During these months, I learned how to be comfortable with death and dying, appropriately manage pain in all its different forms, have difficult conversations with patients and families about these topics, and give myself grace and compassion when a patient dies.
These skill sets have tremendously helped me in my professional life—as well as in my personal life, as I am often the one having the difficult conversations on these issues with my family members.
A Kaiser Family Foundation study reported that only 56% of adult Americans had a serious conversation about healthcare preferences, 27% wrote down their preferences, and just 11% discussed them with a healthcare professional.
The most powerful thing patients and families can do to take control of their healthcare is to think through what’s most important to them if they become seriously ill. They should also identify a person they trust to represent them if they can’t speak for themselves.
It’s never too early to raise the topic
"I always encourage physicians and family members to ask questions about end-of-life care early on, as it’s never too soon to start talking about it—but there is a point where it may be too late."
— Kristen Fuller, MD
During office visits, try to discuss code status and advance directives with the patient, and encourage family members to talk about it with each other.
Before asking these questions, you may want to discuss why you’re having this conversation. Perhaps you can offer a professional or personal experience you had with death when a patient or family member didn’t have any decision-making powers.
"I often tell patients about my first experience as a medical school student witnessing a code."
— Kristen Fuller, MD
Here are some possible conversation starters:
What is important in your life? How would you like to be remembered?
What experiences have you had so far with death? What do you think death means?
What will happen when you die? Do you need to make any plans or choices now?
How to discuss end-of-life care
Choose a quiet, comfortable, private space to meet without interruptions (turn off your electronics). Ask your patient what they know about their condition and its prognosis so you can better understand their knowledge and mindset. The goal is for the patient to lead the conversation and tell you what they want to do.
If there are discrepancies between what you and the patient know about their situation, it’s your job to tell them the truth. Use plain language, speak slowly and clearly, and make sure they can hear and understand you. Then give them a few moments to process this information before asking if they have any questions.
Determine what your patient wants in the last years, months, or weeks of their life. How do they wish to take their last breaths? How would they like to spend their time? Do they want to be coded when their heart stops? Do they want to be readmitted to the hospital if their condition worsens? Would they want palliative or hospice care?
"It's our job to learn and document the patient's specific wishes.

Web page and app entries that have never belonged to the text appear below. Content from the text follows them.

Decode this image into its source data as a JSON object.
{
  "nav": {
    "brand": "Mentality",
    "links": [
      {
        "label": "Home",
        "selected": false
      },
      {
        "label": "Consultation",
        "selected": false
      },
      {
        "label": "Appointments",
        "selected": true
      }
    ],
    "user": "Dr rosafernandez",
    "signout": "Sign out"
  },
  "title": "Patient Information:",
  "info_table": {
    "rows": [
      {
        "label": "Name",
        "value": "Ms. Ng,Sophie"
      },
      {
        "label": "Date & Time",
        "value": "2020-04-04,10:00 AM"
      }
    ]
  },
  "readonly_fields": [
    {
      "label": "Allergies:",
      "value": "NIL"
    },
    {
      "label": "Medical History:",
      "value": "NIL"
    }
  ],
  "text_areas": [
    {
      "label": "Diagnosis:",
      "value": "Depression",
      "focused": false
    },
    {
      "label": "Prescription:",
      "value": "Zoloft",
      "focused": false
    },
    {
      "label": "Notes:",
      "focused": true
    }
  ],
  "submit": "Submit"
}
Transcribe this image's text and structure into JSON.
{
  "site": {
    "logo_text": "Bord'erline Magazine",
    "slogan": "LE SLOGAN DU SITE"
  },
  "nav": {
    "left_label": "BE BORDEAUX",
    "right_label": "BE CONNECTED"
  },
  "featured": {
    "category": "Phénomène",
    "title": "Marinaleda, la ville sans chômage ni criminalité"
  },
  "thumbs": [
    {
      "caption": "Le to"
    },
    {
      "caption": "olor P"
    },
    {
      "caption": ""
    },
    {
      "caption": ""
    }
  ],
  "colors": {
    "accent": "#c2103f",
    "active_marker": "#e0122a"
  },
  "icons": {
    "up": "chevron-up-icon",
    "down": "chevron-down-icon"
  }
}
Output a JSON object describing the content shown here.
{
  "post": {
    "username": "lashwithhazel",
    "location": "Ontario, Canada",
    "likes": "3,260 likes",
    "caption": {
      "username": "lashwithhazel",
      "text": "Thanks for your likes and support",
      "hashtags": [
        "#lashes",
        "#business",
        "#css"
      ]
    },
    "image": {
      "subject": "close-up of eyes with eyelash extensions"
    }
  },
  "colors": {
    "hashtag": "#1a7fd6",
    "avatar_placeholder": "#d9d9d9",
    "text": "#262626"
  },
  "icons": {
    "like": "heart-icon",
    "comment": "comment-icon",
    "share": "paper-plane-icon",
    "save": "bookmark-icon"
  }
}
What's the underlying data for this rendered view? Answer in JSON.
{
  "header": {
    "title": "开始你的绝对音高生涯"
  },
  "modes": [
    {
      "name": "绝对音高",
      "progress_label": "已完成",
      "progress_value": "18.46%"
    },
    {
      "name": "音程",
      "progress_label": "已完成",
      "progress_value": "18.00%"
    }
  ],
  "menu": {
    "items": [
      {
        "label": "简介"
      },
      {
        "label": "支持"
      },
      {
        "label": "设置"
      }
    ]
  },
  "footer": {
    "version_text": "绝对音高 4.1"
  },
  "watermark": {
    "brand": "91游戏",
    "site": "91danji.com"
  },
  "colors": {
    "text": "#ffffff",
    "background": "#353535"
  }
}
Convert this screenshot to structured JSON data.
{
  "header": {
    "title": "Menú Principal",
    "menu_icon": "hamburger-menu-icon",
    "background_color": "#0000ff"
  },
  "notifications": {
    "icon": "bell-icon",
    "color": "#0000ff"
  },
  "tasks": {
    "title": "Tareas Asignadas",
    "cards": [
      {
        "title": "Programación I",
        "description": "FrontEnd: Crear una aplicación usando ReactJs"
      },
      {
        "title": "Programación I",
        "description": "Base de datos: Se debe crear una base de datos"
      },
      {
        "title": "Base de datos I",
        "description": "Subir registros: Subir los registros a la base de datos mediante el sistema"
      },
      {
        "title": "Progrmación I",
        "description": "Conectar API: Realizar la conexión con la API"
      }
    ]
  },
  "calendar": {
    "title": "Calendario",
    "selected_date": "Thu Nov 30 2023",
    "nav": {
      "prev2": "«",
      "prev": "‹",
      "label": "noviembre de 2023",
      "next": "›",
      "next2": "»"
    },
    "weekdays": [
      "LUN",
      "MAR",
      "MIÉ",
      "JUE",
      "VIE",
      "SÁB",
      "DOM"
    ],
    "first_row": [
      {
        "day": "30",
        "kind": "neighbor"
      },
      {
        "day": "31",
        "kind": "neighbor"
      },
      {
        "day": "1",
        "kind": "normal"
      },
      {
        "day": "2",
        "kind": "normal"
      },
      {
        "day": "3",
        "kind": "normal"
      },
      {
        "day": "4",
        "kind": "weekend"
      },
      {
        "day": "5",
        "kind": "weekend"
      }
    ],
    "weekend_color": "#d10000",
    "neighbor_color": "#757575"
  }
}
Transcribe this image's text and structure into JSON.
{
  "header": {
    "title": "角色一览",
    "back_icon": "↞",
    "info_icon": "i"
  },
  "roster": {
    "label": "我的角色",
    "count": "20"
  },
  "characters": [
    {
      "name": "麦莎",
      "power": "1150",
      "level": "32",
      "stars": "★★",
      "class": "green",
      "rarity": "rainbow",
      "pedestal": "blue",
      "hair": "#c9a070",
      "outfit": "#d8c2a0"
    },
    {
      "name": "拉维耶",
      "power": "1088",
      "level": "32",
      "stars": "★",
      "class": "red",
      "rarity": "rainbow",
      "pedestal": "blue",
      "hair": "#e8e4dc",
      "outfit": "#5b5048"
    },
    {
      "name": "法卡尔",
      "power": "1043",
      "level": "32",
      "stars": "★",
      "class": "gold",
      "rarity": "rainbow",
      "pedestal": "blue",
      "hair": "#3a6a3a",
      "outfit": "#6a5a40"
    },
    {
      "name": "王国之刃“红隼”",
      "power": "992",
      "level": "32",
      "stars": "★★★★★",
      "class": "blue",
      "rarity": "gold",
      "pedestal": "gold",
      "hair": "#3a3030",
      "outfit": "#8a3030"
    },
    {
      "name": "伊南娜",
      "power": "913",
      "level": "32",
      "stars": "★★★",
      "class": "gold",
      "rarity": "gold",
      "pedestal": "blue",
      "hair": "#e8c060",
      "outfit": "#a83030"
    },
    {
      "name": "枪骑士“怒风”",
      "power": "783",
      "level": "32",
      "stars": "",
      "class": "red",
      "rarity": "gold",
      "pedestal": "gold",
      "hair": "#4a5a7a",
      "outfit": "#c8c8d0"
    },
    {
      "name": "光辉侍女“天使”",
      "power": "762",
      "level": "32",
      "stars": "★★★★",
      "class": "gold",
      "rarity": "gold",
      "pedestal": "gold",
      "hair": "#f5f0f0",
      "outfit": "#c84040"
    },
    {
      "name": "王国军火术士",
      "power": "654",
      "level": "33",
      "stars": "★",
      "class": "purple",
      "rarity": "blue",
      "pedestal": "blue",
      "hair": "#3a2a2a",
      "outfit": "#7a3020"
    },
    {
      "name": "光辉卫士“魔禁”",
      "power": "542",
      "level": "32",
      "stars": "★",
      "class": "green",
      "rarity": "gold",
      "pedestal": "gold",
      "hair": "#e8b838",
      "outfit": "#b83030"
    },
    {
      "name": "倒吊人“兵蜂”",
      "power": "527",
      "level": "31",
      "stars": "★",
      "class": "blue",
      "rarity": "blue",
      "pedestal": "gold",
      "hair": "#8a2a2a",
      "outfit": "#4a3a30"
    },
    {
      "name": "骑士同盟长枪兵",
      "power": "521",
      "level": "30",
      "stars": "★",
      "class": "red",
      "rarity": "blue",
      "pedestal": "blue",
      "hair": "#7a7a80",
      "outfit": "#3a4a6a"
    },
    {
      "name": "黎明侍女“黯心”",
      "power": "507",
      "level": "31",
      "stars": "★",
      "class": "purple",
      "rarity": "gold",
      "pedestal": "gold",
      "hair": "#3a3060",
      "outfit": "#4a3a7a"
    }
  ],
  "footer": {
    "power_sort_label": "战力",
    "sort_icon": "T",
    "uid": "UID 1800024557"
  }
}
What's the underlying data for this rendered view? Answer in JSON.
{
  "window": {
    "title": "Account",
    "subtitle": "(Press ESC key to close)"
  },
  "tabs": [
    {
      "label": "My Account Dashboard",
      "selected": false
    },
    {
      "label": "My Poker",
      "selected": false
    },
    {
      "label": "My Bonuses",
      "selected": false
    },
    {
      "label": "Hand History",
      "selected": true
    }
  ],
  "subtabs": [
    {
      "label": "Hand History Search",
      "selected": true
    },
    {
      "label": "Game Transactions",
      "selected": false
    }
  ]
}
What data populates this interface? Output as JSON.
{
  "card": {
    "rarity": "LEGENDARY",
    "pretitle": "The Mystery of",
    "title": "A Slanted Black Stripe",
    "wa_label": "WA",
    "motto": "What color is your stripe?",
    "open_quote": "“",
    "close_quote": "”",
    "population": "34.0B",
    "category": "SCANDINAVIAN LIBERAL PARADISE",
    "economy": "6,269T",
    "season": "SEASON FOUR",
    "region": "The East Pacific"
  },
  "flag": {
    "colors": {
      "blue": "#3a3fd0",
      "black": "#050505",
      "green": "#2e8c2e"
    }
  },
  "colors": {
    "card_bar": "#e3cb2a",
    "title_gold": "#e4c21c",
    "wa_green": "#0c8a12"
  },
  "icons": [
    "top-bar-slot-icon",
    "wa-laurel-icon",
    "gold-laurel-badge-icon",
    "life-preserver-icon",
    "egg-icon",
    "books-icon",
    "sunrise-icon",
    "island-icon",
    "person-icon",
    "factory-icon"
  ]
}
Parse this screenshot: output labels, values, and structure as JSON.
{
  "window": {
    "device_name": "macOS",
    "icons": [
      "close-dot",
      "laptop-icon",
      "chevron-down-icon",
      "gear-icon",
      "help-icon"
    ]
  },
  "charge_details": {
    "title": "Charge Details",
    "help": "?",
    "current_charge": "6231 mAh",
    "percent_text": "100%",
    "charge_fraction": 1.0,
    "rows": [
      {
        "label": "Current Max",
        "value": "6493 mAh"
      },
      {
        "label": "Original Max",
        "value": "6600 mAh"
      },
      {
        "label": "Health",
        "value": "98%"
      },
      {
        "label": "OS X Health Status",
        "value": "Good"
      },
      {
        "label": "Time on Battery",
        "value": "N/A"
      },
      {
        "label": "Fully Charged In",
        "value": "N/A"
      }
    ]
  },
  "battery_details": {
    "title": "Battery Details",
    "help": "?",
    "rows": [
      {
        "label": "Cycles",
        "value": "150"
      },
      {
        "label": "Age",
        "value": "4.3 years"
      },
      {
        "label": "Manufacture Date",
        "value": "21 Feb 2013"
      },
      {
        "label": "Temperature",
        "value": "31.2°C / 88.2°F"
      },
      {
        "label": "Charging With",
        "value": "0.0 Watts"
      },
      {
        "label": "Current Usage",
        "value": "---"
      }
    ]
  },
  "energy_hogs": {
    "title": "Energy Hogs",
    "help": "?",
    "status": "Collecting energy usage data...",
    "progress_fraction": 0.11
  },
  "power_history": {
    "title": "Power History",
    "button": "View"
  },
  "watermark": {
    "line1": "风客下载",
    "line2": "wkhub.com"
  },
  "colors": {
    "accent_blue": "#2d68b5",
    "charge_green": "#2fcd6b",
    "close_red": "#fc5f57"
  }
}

In doing so, we must be honest and educate the patient on the differences between hospice and palliative care."
— Kristen Fuller, MD
Focus on realistic goals
An author writing in Family Practice Management provided insight on how to guide patients’ expectations about the end of life.
“Redirecting the patient's focus from ‘cure’ to a more reasonable goal, such as living long enough to complete certain tasks (healing relationships or witnessing certain events such as a wedding or birth of a grandchild) can be helpful,” the author wrote. “Even a pain-free death could be a goal.”
The author added that “it is possible to have both qualities of life and quantity of life,” as research showed that patients who receive hospice care live longer than those who pursue aggressive treatment.Read Next: Death with dignity is not euthanasia
Each week in our "Real Talk" series, mental health advocate Kristen Fuller, MD, shares straight talk about situations that affect the mental and emotional health of today's healthcare providers. Each column offers key insights to help you navigate these challenging experiences. We invite you to submit a topic you'd like to see covered.